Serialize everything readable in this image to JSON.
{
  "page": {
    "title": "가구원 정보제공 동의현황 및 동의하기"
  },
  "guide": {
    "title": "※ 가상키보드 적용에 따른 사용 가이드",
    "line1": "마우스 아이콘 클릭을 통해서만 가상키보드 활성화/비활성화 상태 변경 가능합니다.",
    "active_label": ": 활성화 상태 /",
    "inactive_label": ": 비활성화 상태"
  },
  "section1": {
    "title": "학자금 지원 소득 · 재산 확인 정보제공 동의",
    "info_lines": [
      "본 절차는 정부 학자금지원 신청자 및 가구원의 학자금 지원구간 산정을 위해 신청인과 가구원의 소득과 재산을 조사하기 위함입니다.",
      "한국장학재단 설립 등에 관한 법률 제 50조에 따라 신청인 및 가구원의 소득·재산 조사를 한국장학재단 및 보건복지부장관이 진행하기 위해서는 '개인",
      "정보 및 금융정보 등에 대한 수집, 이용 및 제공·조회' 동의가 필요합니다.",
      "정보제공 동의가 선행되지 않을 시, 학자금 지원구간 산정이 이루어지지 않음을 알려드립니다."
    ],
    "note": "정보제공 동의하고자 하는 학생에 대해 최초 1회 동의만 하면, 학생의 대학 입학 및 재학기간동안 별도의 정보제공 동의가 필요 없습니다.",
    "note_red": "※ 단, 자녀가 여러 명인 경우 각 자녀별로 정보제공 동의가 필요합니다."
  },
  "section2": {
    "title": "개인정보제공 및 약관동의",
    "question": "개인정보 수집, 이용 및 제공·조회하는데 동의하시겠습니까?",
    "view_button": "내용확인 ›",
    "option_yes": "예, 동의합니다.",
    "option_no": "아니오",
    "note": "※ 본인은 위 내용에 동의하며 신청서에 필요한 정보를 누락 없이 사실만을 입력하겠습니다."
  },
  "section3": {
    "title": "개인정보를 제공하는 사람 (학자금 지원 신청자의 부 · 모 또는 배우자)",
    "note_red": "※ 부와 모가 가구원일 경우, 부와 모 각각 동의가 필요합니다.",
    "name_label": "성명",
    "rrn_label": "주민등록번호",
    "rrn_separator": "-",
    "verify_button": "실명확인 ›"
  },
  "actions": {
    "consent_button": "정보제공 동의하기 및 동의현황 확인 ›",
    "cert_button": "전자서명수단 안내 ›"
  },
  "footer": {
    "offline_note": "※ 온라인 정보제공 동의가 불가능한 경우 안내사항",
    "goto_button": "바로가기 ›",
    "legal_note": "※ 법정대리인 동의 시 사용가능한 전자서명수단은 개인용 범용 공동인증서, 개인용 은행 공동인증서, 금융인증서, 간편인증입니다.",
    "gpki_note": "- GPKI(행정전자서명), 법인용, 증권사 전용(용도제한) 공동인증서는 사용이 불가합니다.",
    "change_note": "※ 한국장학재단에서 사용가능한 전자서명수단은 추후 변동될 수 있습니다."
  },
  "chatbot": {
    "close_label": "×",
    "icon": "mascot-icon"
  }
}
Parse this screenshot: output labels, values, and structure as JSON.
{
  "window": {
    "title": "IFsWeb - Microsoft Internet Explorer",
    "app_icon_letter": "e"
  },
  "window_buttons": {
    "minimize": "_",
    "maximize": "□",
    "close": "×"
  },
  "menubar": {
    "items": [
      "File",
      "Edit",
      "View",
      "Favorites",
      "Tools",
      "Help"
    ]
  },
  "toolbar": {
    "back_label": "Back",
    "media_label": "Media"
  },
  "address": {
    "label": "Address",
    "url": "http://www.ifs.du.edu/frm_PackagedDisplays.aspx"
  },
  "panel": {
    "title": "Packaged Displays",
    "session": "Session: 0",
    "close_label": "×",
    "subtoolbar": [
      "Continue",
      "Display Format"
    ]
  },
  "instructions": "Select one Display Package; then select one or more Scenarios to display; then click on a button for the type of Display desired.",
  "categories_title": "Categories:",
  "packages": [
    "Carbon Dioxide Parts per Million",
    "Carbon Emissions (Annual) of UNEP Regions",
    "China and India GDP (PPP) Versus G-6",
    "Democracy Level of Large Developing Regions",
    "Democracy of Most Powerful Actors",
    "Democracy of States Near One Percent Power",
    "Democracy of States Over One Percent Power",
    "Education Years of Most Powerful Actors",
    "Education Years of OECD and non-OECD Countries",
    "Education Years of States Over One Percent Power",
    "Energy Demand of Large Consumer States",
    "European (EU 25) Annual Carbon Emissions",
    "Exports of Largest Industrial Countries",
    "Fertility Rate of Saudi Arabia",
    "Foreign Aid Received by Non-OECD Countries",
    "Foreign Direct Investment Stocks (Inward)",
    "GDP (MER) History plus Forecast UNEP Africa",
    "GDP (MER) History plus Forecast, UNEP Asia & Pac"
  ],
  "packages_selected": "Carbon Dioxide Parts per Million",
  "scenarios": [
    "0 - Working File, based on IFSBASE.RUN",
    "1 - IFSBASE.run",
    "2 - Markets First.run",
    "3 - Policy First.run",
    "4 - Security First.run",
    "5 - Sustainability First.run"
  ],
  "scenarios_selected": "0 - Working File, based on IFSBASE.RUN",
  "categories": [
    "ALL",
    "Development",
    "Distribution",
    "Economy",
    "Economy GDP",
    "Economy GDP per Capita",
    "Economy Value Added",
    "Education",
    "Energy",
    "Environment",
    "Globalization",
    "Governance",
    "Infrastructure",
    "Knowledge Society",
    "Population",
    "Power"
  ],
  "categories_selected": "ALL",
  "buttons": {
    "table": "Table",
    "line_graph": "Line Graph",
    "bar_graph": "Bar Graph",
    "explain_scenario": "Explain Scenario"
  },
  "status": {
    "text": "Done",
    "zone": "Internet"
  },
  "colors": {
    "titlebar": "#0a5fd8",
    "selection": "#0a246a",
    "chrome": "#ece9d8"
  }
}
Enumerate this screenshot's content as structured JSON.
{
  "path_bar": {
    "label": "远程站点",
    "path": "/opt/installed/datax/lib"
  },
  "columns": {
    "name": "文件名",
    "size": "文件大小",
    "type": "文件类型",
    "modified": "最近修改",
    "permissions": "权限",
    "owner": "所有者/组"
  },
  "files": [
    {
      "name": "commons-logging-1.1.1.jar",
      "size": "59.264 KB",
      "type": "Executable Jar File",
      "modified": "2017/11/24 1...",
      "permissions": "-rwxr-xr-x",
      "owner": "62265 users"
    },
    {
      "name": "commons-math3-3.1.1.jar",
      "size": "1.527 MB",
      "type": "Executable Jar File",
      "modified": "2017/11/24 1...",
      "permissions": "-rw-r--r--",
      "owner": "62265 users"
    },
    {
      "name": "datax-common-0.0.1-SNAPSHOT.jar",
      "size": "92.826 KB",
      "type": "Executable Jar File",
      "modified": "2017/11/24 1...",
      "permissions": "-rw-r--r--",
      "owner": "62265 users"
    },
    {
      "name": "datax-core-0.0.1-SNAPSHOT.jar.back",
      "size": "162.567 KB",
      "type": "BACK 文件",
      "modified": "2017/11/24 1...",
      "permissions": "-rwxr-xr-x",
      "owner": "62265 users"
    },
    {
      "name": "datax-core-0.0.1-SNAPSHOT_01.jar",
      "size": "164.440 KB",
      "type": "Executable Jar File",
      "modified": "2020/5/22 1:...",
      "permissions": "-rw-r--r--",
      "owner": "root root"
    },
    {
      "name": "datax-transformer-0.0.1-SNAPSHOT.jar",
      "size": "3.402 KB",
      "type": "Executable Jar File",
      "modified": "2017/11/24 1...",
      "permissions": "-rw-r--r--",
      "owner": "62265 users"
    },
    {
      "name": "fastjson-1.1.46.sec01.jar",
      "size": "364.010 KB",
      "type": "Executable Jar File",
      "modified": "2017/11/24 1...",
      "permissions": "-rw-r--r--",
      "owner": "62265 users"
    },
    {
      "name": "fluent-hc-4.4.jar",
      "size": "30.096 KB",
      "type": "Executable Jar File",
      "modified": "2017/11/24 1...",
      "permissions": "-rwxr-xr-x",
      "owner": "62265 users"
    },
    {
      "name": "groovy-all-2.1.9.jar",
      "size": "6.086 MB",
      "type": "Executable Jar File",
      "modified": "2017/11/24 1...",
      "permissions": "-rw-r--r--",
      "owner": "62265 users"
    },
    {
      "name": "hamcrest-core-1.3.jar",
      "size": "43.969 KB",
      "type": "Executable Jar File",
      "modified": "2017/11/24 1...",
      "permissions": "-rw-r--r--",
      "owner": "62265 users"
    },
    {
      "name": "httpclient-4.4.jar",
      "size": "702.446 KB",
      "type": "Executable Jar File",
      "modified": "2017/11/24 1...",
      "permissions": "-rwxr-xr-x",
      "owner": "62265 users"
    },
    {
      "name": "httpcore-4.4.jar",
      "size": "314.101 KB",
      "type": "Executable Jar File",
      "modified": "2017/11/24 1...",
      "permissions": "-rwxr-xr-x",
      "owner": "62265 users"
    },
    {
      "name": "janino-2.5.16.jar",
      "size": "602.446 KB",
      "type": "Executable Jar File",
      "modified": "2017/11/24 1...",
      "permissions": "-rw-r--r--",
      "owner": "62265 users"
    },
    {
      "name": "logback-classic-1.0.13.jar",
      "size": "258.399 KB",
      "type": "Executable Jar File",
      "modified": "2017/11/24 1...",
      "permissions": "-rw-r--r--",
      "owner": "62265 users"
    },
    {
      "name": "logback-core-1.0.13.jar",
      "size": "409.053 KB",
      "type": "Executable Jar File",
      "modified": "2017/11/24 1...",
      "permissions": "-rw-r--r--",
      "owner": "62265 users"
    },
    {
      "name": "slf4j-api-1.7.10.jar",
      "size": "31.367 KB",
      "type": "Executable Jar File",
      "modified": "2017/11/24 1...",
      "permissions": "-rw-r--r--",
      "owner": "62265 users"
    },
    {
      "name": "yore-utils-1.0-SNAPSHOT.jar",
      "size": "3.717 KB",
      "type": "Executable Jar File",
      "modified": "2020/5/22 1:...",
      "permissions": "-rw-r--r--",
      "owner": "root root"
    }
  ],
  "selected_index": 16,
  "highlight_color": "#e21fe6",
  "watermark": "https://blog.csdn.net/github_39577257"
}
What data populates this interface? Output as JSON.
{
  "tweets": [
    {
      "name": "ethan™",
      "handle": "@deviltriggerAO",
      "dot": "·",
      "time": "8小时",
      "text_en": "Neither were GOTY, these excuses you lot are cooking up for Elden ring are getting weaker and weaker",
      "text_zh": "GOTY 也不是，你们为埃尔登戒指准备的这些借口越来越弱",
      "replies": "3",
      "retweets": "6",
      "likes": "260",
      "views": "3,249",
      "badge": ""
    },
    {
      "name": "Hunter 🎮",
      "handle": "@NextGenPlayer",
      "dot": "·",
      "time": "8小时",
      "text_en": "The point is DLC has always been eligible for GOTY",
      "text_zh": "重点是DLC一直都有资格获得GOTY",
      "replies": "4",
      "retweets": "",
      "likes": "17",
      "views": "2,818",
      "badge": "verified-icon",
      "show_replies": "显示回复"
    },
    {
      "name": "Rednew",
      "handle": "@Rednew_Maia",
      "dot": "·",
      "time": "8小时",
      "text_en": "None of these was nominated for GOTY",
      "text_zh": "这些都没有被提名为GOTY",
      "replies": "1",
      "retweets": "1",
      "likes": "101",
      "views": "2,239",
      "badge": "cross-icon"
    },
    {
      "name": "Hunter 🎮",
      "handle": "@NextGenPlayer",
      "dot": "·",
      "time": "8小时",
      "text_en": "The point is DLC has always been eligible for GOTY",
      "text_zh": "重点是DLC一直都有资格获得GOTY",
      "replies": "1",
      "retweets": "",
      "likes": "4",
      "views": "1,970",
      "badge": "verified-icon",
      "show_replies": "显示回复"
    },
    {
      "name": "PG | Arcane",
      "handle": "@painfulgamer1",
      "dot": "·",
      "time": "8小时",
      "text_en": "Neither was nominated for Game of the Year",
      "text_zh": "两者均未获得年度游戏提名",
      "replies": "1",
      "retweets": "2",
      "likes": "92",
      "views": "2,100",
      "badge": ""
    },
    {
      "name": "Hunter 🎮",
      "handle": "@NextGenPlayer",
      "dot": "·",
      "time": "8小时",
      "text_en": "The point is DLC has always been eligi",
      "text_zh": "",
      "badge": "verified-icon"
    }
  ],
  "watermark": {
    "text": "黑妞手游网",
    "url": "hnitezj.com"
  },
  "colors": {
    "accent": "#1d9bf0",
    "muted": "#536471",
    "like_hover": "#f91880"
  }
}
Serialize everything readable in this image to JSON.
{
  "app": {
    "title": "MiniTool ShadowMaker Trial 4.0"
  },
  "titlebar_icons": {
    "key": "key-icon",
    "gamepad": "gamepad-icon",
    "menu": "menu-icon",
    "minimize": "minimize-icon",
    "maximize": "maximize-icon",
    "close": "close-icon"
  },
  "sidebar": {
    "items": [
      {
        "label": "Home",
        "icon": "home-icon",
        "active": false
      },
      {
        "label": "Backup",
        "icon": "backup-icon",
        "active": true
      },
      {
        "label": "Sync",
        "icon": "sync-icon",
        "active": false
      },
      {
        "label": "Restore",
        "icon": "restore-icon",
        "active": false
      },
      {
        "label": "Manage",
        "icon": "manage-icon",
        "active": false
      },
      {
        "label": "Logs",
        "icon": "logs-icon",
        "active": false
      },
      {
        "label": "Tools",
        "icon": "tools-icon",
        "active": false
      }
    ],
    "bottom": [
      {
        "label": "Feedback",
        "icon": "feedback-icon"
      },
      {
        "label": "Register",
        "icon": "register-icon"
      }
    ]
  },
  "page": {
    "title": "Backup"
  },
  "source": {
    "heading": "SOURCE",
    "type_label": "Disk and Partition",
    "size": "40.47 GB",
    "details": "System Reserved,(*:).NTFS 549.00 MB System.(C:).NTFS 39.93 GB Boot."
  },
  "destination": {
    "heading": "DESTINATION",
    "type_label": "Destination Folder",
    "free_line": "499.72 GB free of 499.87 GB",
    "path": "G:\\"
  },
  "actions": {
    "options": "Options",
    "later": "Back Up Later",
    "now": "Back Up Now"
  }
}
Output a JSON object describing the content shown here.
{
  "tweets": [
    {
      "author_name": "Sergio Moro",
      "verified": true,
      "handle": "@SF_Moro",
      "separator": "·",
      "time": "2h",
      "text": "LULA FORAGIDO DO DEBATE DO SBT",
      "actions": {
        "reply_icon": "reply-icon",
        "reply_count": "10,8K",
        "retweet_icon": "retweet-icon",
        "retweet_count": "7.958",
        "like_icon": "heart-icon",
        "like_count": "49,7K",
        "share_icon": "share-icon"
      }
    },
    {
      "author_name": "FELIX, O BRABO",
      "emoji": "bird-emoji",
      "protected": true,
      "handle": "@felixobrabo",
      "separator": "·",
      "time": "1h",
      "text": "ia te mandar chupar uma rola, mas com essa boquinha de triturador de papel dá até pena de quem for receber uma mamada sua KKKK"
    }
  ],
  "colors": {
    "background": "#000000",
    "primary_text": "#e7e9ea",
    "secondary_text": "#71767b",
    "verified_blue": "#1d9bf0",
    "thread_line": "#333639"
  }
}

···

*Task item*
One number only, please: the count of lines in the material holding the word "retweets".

*Solution to this exercise*
5